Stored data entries
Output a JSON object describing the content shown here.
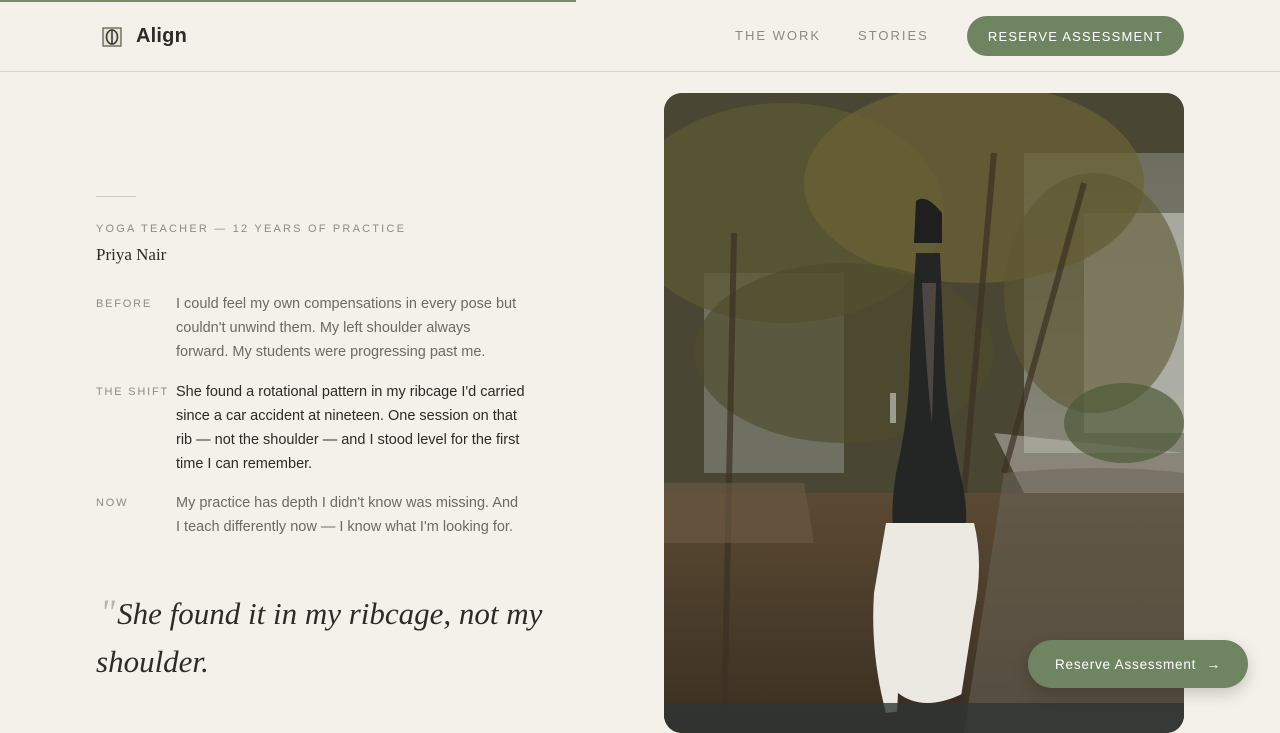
{
  "brand": {
    "name": "Align"
  },
  "nav": {
    "work": "THE WORK",
    "stories": "STORIES",
    "cta": "RESERVE ASSESSMENT"
  },
  "story": {
    "eyebrow": "YOGA TEACHER — 12 YEARS OF PRACTICE",
    "name": "Priya Nair",
    "rows": [
      {
        "label": "BEFORE",
        "text": "I could feel my own compensations in every pose but couldn't unwind them. My left shoulder always forward. My students were progressing past me."
      },
      {
        "label": "THE SHIFT",
        "text": "She found a rotational pattern in my ribcage I'd carried since a car accident at nineteen. One session on that rib — not the shoulder — and I stood level for the first time I can remember."
      },
      {
        "label": "NOW",
        "text": "My practice has depth I didn't know was missing. And I teach differently now — I know what I'm looking for."
      }
    ],
    "quote_mark": "\"",
    "quote": "She found it in my ribcage, not my shoulder."
  },
  "floating_cta": {
    "label": "Reserve Assessment",
    "icon": "arrow-right-icon"
  },
  "colors": {
    "accent": "#6f8562",
    "background": "#f4f0ea",
    "progress": "#7a8a66"
  },
  "scroll_progress": 0.45
}
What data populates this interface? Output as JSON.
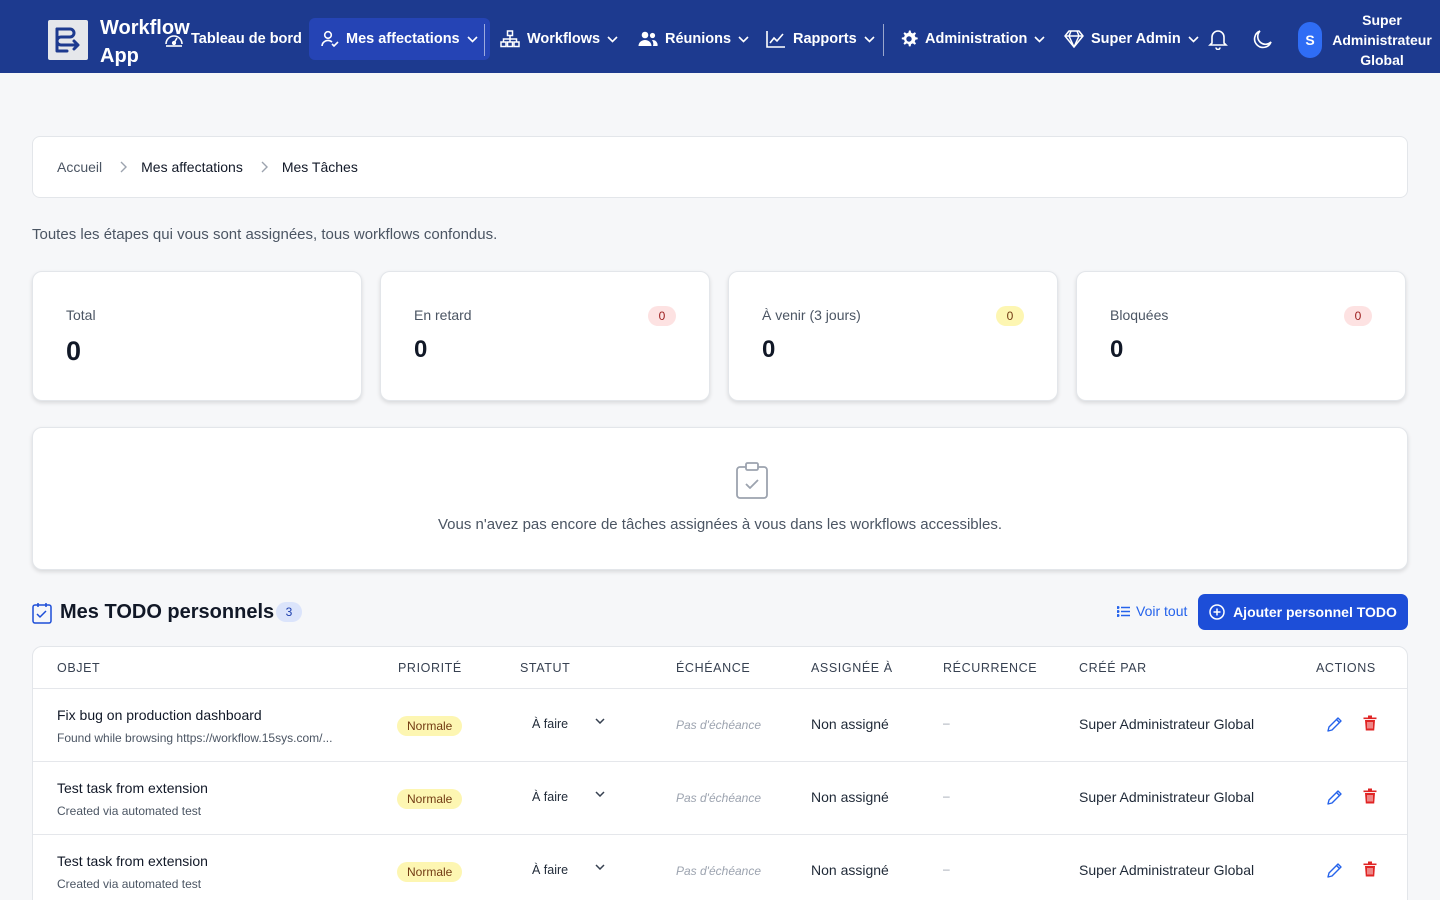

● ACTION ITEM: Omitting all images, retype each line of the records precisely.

● YOUR RESPONSE:
Output a JSON object describing the content shown here.
{
  "brand": {
    "name": "Align"
  },
  "nav": {
    "work": "THE WORK",
    "stories": "STORIES",
    "cta": "RESERVE ASSESSMENT"
  },
  "story": {
    "eyebrow": "YOGA TEACHER — 12 YEARS OF PRACTICE",
    "name": "Priya Nair",
    "rows": [
      {
        "label": "BEFORE",
        "text": "I could feel my own compensations in every pose but couldn't unwind them. My left shoulder always forward. My students were progressing past me."
      },
      {
        "label": "THE SHIFT",
        "text": "She found a rotational pattern in my ribcage I'd carried since a car accident at nineteen. One session on that rib — not the shoulder — and I stood level for the first time I can remember."
      },
      {
        "label": "NOW",
        "text": "My practice has depth I didn't know was missing. And I teach differently now — I know what I'm looking for."
      }
    ],
    "quote_mark": "\"",
    "quote": "She found it in my ribcage, not my shoulder."
  },
  "floating_cta": {
    "label": "Reserve Assessment",
    "icon": "arrow-right-icon"
  },
  "colors": {
    "accent": "#6f8562",
    "background": "#f4f0ea",
    "progress": "#7a8a66"
  },
  "scroll_progress": 0.45
}
What data populates this interface? Output as JSON.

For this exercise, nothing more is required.